TASK BRIEF:
Skip the images and return the records below exactly.

DATA FOR THIS EXERCISE:
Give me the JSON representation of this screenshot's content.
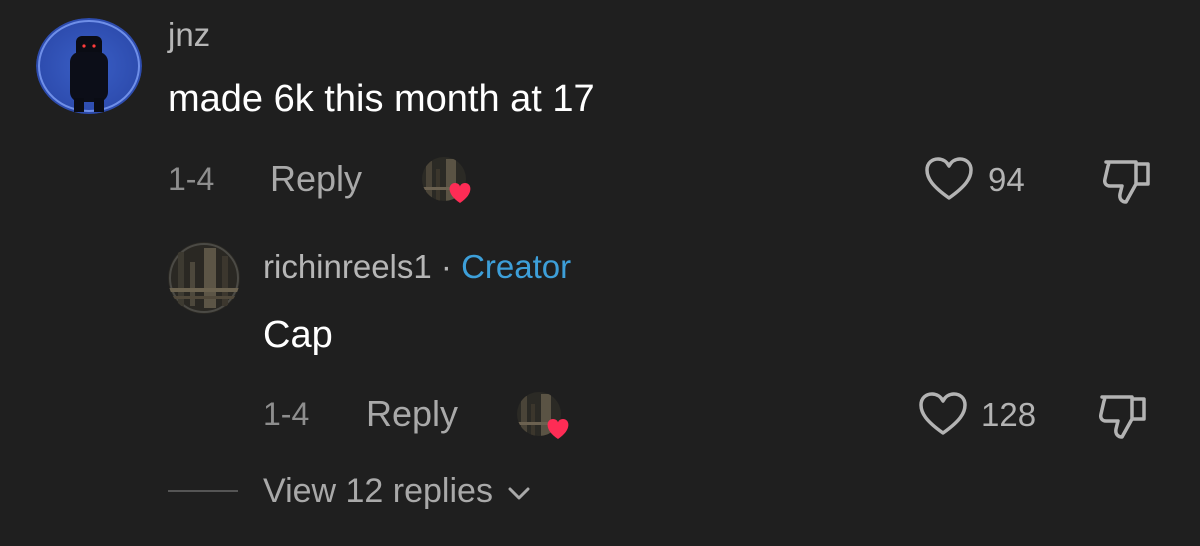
{
  "comment": {
    "username": "jnz",
    "text": "made 6k this month at 17",
    "date": "1-4",
    "reply_label": "Reply",
    "like_count": "94"
  },
  "reply": {
    "username": "richinreels1",
    "separator": " · ",
    "badge": "Creator",
    "text": "Cap",
    "date": "1-4",
    "reply_label": "Reply",
    "like_count": "128"
  },
  "thread": {
    "view_replies_label": "View 12 replies"
  },
  "colors": {
    "background": "#1f1f1f",
    "creator_badge": "#3d9fd9",
    "liked_heart": "#fe2c55"
  },
  "icons": {
    "like": "heart-outline-icon",
    "dislike": "thumbs-down-icon",
    "creator_liked": "creator-liked-heart-icon",
    "expand": "chevron-down-icon"
  }
}
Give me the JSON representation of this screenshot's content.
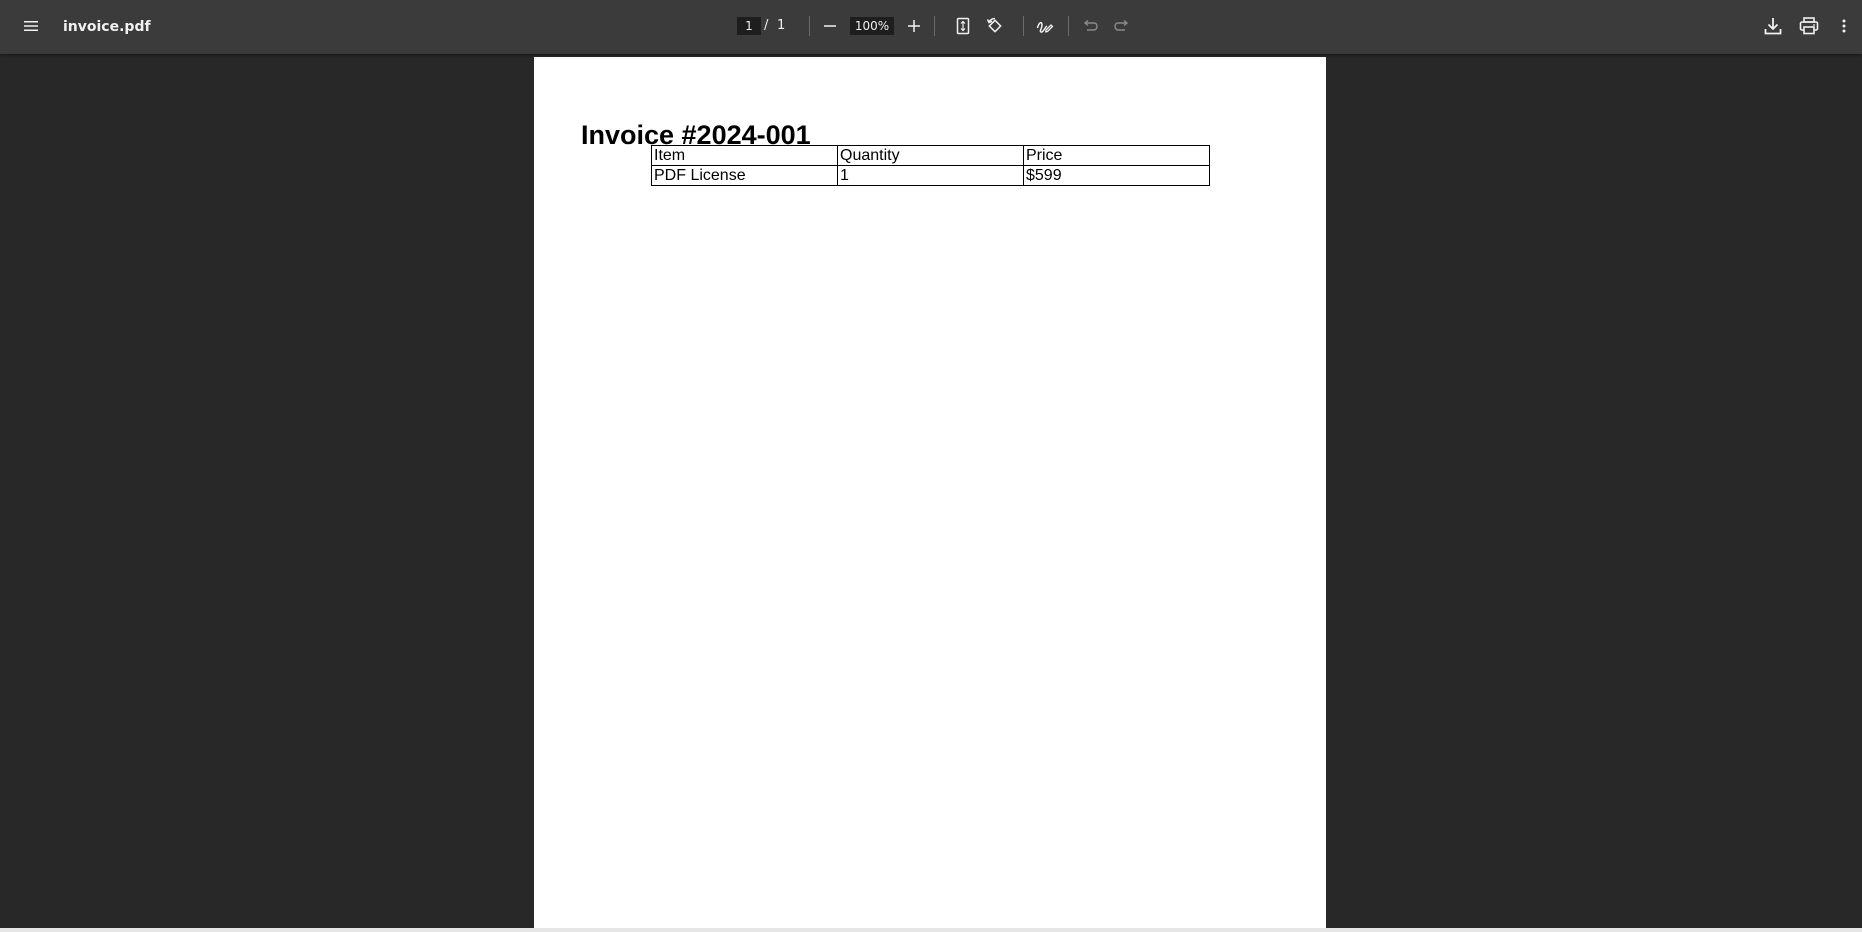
{
  "toolbar": {
    "title": "invoice.pdf",
    "page_current": "1",
    "page_separator": "/",
    "page_total": "1",
    "zoom": "100%",
    "icons": {
      "menu": "menu-icon",
      "zoom_out": "minus-icon",
      "zoom_in": "plus-icon",
      "fit": "fit-page-icon",
      "rotate": "rotate-icon",
      "annotate": "draw-icon",
      "undo": "undo-icon",
      "redo": "redo-icon",
      "download": "download-icon",
      "print": "print-icon",
      "more": "more-vertical-icon"
    }
  },
  "document": {
    "heading": "Invoice #2024-001",
    "table": {
      "headers": [
        "Item",
        "Quantity",
        "Price"
      ],
      "rows": [
        [
          "PDF License",
          "1",
          "$599"
        ]
      ]
    }
  },
  "colors": {
    "toolbar_bg": "#3b3b3b",
    "viewer_bg": "#282828",
    "page_bg": "#ffffff",
    "toolbar_text": "#f1f1f1"
  }
}
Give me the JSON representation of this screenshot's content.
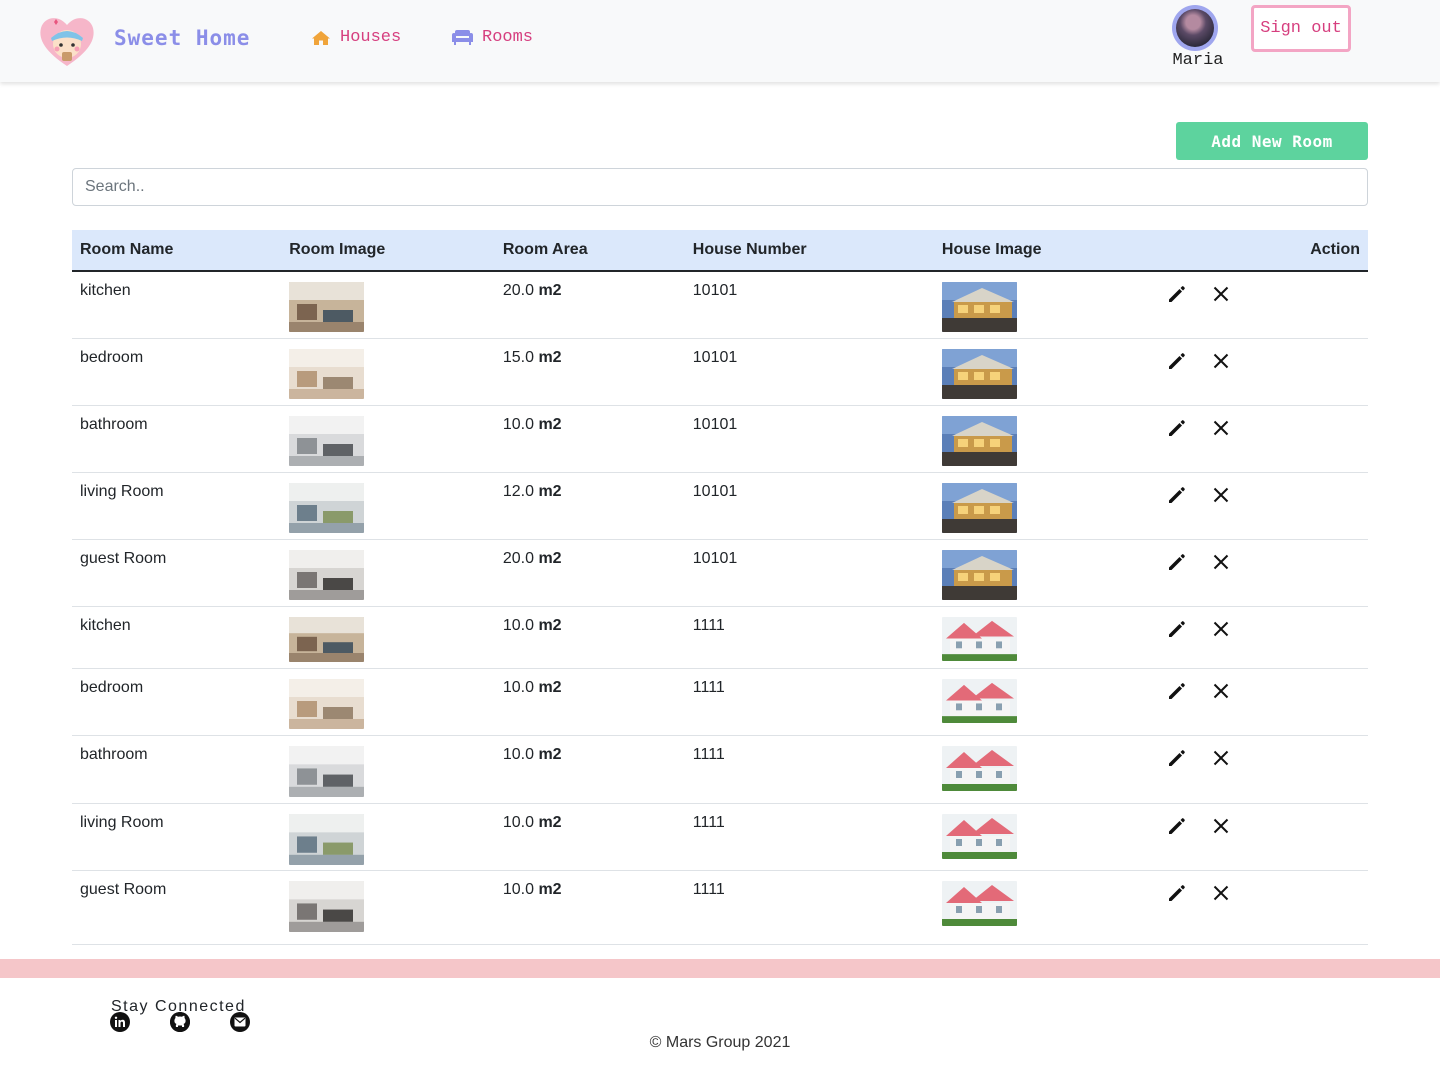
{
  "brand": {
    "name": "Sweet Home",
    "logo_icon": "sweet-home-logo-icon"
  },
  "nav": {
    "houses": {
      "label": "Houses",
      "icon": "home-icon",
      "color": "#f0a43a"
    },
    "rooms": {
      "label": "Rooms",
      "icon": "sofa-icon",
      "color": "#8b8ee8"
    }
  },
  "user": {
    "name": "Maria",
    "signout_label": "Sign out"
  },
  "main": {
    "add_button_label": "Add New Room",
    "search_placeholder": "Search..",
    "columns": [
      "Room Name",
      "Room Image",
      "Room Area",
      "House Number",
      "House Image",
      "Action"
    ],
    "area_unit": "m2",
    "rows": [
      {
        "name": "kitchen",
        "area": "20.0",
        "house_number": "10101",
        "room_image": "kitchen-photo",
        "house_image": "house-10101-photo"
      },
      {
        "name": "bedroom",
        "area": "15.0",
        "house_number": "10101",
        "room_image": "bedroom-photo",
        "house_image": "house-10101-photo"
      },
      {
        "name": "bathroom",
        "area": "10.0",
        "house_number": "10101",
        "room_image": "bathroom-photo",
        "house_image": "house-10101-photo"
      },
      {
        "name": "living Room",
        "area": "12.0",
        "house_number": "10101",
        "room_image": "living-room-photo",
        "house_image": "house-10101-photo"
      },
      {
        "name": "guest Room",
        "area": "20.0",
        "house_number": "10101",
        "room_image": "guest-room-photo",
        "house_image": "house-10101-photo"
      },
      {
        "name": "kitchen",
        "area": "10.0",
        "house_number": "1111",
        "room_image": "kitchen-photo",
        "house_image": "house-1111-photo"
      },
      {
        "name": "bedroom",
        "area": "10.0",
        "house_number": "1111",
        "room_image": "bedroom-photo",
        "house_image": "house-1111-photo"
      },
      {
        "name": "bathroom",
        "area": "10.0",
        "house_number": "1111",
        "room_image": "bathroom-photo",
        "house_image": "house-1111-photo"
      },
      {
        "name": "living Room",
        "area": "10.0",
        "house_number": "1111",
        "room_image": "living-room-photo",
        "house_image": "house-1111-photo"
      },
      {
        "name": "guest Room",
        "area": "10.0",
        "house_number": "1111",
        "room_image": "guest-room-photo",
        "house_image": "house-1111-photo"
      }
    ],
    "action_icons": [
      "pencil-icon",
      "close-icon"
    ]
  },
  "footer": {
    "stay_connected": "Stay Connected",
    "social_icons": [
      "linkedin-icon",
      "github-icon",
      "email-icon"
    ],
    "copyright": "© Mars Group 2021"
  },
  "colors": {
    "accent_pink": "#d63f7f",
    "signout_border": "#f3a5c4",
    "add_button": "#5dd39e",
    "table_header": "#dbe8fb",
    "footer_bar": "#f5c6c9",
    "brand": "#8b8ee8"
  }
}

WRITTEN RESPONSE:
Give me the JSON representation of this screenshot's content.
{
  "comment": {
    "username": "jnz",
    "text": "made 6k this month at 17",
    "date": "1-4",
    "reply_label": "Reply",
    "like_count": "94"
  },
  "reply": {
    "username": "richinreels1",
    "separator": " · ",
    "badge": "Creator",
    "text": "Cap",
    "date": "1-4",
    "reply_label": "Reply",
    "like_count": "128"
  },
  "thread": {
    "view_replies_label": "View 12 replies"
  },
  "colors": {
    "background": "#1f1f1f",
    "creator_badge": "#3d9fd9",
    "liked_heart": "#fe2c55"
  },
  "icons": {
    "like": "heart-outline-icon",
    "dislike": "thumbs-down-icon",
    "creator_liked": "creator-liked-heart-icon",
    "expand": "chevron-down-icon"
  }
}
Give me the JSON representation of this screenshot's content.
{
  "toolbar": {
    "title": "invoice.pdf",
    "page_current": "1",
    "page_separator": "/",
    "page_total": "1",
    "zoom": "100%",
    "icons": {
      "menu": "menu-icon",
      "zoom_out": "minus-icon",
      "zoom_in": "plus-icon",
      "fit": "fit-page-icon",
      "rotate": "rotate-icon",
      "annotate": "draw-icon",
      "undo": "undo-icon",
      "redo": "redo-icon",
      "download": "download-icon",
      "print": "print-icon",
      "more": "more-vertical-icon"
    }
  },
  "document": {
    "heading": "Invoice #2024-001",
    "table": {
      "headers": [
        "Item",
        "Quantity",
        "Price"
      ],
      "rows": [
        [
          "PDF License",
          "1",
          "$599"
        ]
      ]
    }
  },
  "colors": {
    "toolbar_bg": "#3b3b3b",
    "viewer_bg": "#282828",
    "page_bg": "#ffffff",
    "toolbar_text": "#f1f1f1"
  }
}
Give me the JSON representation of this screenshot's content.
{
  "brand": {
    "name": "Sweet Home",
    "logo_icon": "sweet-home-logo-icon"
  },
  "nav": {
    "houses": {
      "label": "Houses",
      "icon": "home-icon",
      "color": "#f0a43a"
    },
    "rooms": {
      "label": "Rooms",
      "icon": "sofa-icon",
      "color": "#8b8ee8"
    }
  },
  "user": {
    "name": "Maria",
    "signout_label": "Sign out"
  },
  "main": {
    "add_button_label": "Add New Room",
    "search_placeholder": "Search..",
    "columns": [
      "Room Name",
      "Room Image",
      "Room Area",
      "House Number",
      "House Image",
      "Action"
    ],
    "area_unit": "m2",
    "rows": [
      {
        "name": "kitchen",
        "area": "20.0",
        "house_number": "10101",
        "room_image": "kitchen-photo",
        "house_image": "house-10101-photo"
      },
      {
        "name": "bedroom",
        "area": "15.0",
        "house_number": "10101",
        "room_image": "bedroom-photo",
        "house_image": "house-10101-photo"
      },
      {
        "name": "bathroom",
        "area": "10.0",
        "house_number": "10101",
        "room_image": "bathroom-photo",
        "house_image": "house-10101-photo"
      },
      {
        "name": "living Room",
        "area": "12.0",
        "house_number": "10101",
        "room_image": "living-room-photo",
        "house_image": "house-10101-photo"
      },
      {
        "name": "guest Room",
        "area": "20.0",
        "house_number": "10101",
        "room_image": "guest-room-photo",
        "house_image": "house-10101-photo"
      },
      {
        "name": "kitchen",
        "area": "10.0",
        "house_number": "1111",
        "room_image": "kitchen-photo",
        "house_image": "house-1111-photo"
      },
      {
        "name": "bedroom",
        "area": "10.0",
        "house_number": "1111",
        "room_image": "bedroom-photo",
        "house_image": "house-1111-photo"
      },
      {
        "name": "bathroom",
        "area": "10.0",
        "house_number": "1111",
        "room_image": "bathroom-photo",
        "house_image": "house-1111-photo"
      },
      {
        "name": "living Room",
        "area": "10.0",
        "house_number": "1111",
        "room_image": "living-room-photo",
        "house_image": "house-1111-photo"
      },
      {
        "name": "guest Room",
        "area": "10.0",
        "house_number": "1111",
        "room_image": "guest-room-photo",
        "house_image": "house-1111-photo"
      }
    ],
    "action_icons": [
      "pencil-icon",
      "close-icon"
    ]
  },
  "footer": {
    "stay_connected": "Stay Connected",
    "social_icons": [
      "linkedin-icon",
      "github-icon",
      "email-icon"
    ],
    "copyright": "© Mars Group 2021"
  },
  "colors": {
    "accent_pink": "#d63f7f",
    "signout_border": "#f3a5c4",
    "add_button": "#5dd39e",
    "table_header": "#dbe8fb",
    "footer_bar": "#f5c6c9",
    "brand": "#8b8ee8"
  }
}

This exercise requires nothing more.